→ **Aim of the exercise**
Word for word, copy out the entries below, but not the pictures in them.

[Interface dataset entries]
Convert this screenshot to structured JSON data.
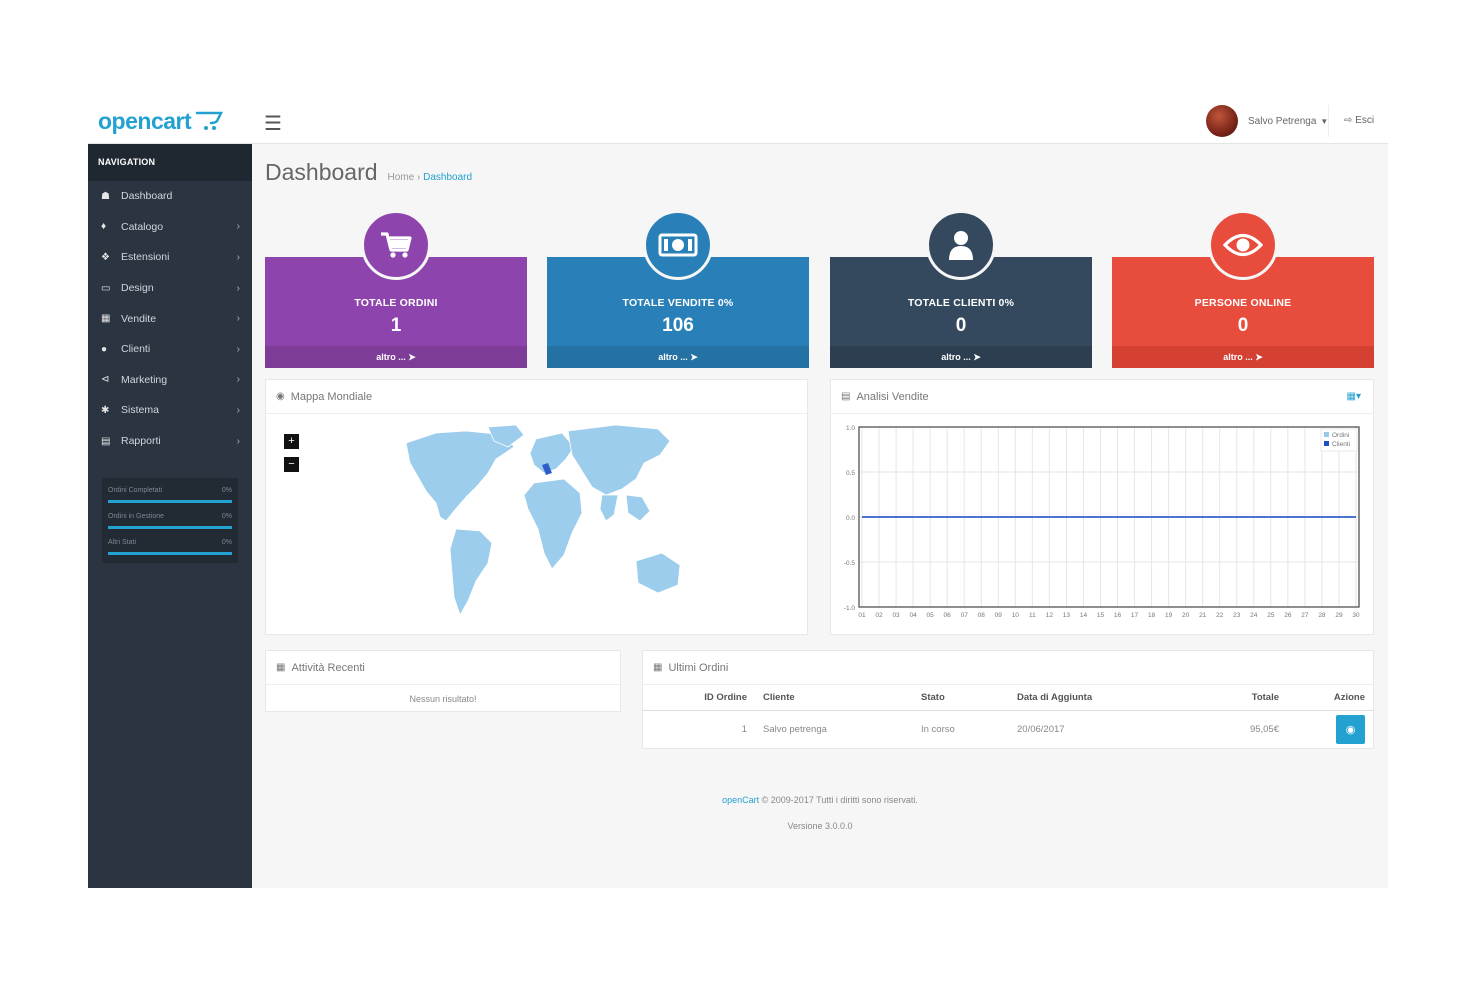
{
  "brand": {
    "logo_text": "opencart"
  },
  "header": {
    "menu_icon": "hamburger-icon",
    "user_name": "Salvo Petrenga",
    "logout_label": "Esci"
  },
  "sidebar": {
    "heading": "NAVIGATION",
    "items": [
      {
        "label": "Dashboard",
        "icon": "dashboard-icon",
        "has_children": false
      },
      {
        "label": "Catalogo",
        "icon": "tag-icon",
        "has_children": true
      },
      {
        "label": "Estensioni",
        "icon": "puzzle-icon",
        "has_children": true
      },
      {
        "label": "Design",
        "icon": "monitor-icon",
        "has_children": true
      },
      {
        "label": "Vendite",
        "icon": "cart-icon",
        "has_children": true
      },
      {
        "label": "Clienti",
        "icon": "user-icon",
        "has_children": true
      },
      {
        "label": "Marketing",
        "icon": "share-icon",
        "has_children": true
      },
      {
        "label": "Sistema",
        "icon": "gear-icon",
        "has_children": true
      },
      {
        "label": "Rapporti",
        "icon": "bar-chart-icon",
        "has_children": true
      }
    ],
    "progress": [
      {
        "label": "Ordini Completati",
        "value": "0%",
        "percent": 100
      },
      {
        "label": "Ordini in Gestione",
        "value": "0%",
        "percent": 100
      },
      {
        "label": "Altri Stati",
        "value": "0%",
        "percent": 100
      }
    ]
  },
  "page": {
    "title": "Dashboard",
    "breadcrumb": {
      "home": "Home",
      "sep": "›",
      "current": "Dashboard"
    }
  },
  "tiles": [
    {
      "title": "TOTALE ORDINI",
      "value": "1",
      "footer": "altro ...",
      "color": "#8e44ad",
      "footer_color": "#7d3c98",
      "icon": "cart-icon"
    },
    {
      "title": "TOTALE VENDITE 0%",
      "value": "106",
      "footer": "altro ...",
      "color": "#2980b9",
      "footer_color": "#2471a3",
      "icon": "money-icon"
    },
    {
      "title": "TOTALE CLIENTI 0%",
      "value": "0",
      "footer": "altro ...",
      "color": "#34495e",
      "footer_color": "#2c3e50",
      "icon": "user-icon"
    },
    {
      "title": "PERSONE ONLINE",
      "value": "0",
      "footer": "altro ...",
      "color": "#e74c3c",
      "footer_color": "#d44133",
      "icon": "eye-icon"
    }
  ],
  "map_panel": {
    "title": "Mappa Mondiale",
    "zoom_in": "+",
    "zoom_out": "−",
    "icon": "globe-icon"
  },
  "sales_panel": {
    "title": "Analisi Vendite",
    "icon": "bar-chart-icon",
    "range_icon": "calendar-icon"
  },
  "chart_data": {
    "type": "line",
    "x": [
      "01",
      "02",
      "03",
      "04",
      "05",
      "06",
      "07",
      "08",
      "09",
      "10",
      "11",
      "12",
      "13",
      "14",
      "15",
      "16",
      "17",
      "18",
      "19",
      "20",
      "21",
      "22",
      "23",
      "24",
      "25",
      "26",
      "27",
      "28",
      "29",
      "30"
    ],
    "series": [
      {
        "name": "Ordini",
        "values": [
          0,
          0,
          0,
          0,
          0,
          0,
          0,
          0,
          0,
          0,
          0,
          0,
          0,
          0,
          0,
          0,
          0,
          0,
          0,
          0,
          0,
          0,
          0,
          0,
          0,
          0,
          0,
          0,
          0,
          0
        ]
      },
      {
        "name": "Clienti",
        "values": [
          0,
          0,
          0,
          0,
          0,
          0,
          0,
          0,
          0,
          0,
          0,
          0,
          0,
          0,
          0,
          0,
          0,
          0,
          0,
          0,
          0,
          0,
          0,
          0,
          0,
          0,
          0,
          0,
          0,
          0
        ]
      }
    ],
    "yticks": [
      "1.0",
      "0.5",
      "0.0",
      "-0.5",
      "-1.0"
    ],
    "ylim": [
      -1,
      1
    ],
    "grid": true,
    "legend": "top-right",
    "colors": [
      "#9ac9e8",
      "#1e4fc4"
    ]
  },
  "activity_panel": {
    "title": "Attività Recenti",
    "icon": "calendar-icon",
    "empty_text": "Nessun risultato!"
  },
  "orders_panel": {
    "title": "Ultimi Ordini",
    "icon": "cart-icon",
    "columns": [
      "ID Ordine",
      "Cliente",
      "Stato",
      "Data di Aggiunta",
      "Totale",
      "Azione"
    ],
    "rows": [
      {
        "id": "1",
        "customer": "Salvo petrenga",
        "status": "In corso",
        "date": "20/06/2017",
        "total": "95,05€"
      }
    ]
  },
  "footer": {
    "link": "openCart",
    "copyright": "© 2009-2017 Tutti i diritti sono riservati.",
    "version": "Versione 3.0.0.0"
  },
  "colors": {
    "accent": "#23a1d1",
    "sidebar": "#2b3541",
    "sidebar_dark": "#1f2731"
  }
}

→ **Result of the exercise**
Convert this screenshot to structured JSON data.
{
  "brand": {
    "logo_text": "opencart"
  },
  "header": {
    "menu_icon": "hamburger-icon",
    "user_name": "Salvo Petrenga",
    "logout_label": "Esci"
  },
  "sidebar": {
    "heading": "NAVIGATION",
    "items": [
      {
        "label": "Dashboard",
        "icon": "dashboard-icon",
        "has_children": false
      },
      {
        "label": "Catalogo",
        "icon": "tag-icon",
        "has_children": true
      },
      {
        "label": "Estensioni",
        "icon": "puzzle-icon",
        "has_children": true
      },
      {
        "label": "Design",
        "icon": "monitor-icon",
        "has_children": true
      },
      {
        "label": "Vendite",
        "icon": "cart-icon",
        "has_children": true
      },
      {
        "label": "Clienti",
        "icon": "user-icon",
        "has_children": true
      },
      {
        "label": "Marketing",
        "icon": "share-icon",
        "has_children": true
      },
      {
        "label": "Sistema",
        "icon": "gear-icon",
        "has_children": true
      },
      {
        "label": "Rapporti",
        "icon": "bar-chart-icon",
        "has_children": true
      }
    ],
    "progress": [
      {
        "label": "Ordini Completati",
        "value": "0%",
        "percent": 100
      },
      {
        "label": "Ordini in Gestione",
        "value": "0%",
        "percent": 100
      },
      {
        "label": "Altri Stati",
        "value": "0%",
        "percent": 100
      }
    ]
  },
  "page": {
    "title": "Dashboard",
    "breadcrumb": {
      "home": "Home",
      "sep": "›",
      "current": "Dashboard"
    }
  },
  "tiles": [
    {
      "title": "TOTALE ORDINI",
      "value": "1",
      "footer": "altro ...",
      "color": "#8e44ad",
      "footer_color": "#7d3c98",
      "icon": "cart-icon"
    },
    {
      "title": "TOTALE VENDITE 0%",
      "value": "106",
      "footer": "altro ...",
      "color": "#2980b9",
      "footer_color": "#2471a3",
      "icon": "money-icon"
    },
    {
      "title": "TOTALE CLIENTI 0%",
      "value": "0",
      "footer": "altro ...",
      "color": "#34495e",
      "footer_color": "#2c3e50",
      "icon": "user-icon"
    },
    {
      "title": "PERSONE ONLINE",
      "value": "0",
      "footer": "altro ...",
      "color": "#e74c3c",
      "footer_color": "#d44133",
      "icon": "eye-icon"
    }
  ],
  "map_panel": {
    "title": "Mappa Mondiale",
    "zoom_in": "+",
    "zoom_out": "−",
    "icon": "globe-icon"
  },
  "sales_panel": {
    "title": "Analisi Vendite",
    "icon": "bar-chart-icon",
    "range_icon": "calendar-icon"
  },
  "chart_data": {
    "type": "line",
    "x": [
      "01",
      "02",
      "03",
      "04",
      "05",
      "06",
      "07",
      "08",
      "09",
      "10",
      "11",
      "12",
      "13",
      "14",
      "15",
      "16",
      "17",
      "18",
      "19",
      "20",
      "21",
      "22",
      "23",
      "24",
      "25",
      "26",
      "27",
      "28",
      "29",
      "30"
    ],
    "series": [
      {
        "name": "Ordini",
        "values": [
          0,
          0,
          0,
          0,
          0,
          0,
          0,
          0,
          0,
          0,
          0,
          0,
          0,
          0,
          0,
          0,
          0,
          0,
          0,
          0,
          0,
          0,
          0,
          0,
          0,
          0,
          0,
          0,
          0,
          0
        ]
      },
      {
        "name": "Clienti",
        "values": [
          0,
          0,
          0,
          0,
          0,
          0,
          0,
          0,
          0,
          0,
          0,
          0,
          0,
          0,
          0,
          0,
          0,
          0,
          0,
          0,
          0,
          0,
          0,
          0,
          0,
          0,
          0,
          0,
          0,
          0
        ]
      }
    ],
    "yticks": [
      "1.0",
      "0.5",
      "0.0",
      "-0.5",
      "-1.0"
    ],
    "ylim": [
      -1,
      1
    ],
    "grid": true,
    "legend": "top-right",
    "colors": [
      "#9ac9e8",
      "#1e4fc4"
    ]
  },
  "activity_panel": {
    "title": "Attività Recenti",
    "icon": "calendar-icon",
    "empty_text": "Nessun risultato!"
  },
  "orders_panel": {
    "title": "Ultimi Ordini",
    "icon": "cart-icon",
    "columns": [
      "ID Ordine",
      "Cliente",
      "Stato",
      "Data di Aggiunta",
      "Totale",
      "Azione"
    ],
    "rows": [
      {
        "id": "1",
        "customer": "Salvo petrenga",
        "status": "In corso",
        "date": "20/06/2017",
        "total": "95,05€"
      }
    ]
  },
  "footer": {
    "link": "openCart",
    "copyright": "© 2009-2017 Tutti i diritti sono riservati.",
    "version": "Versione 3.0.0.0"
  },
  "colors": {
    "accent": "#23a1d1",
    "sidebar": "#2b3541",
    "sidebar_dark": "#1f2731"
  }
}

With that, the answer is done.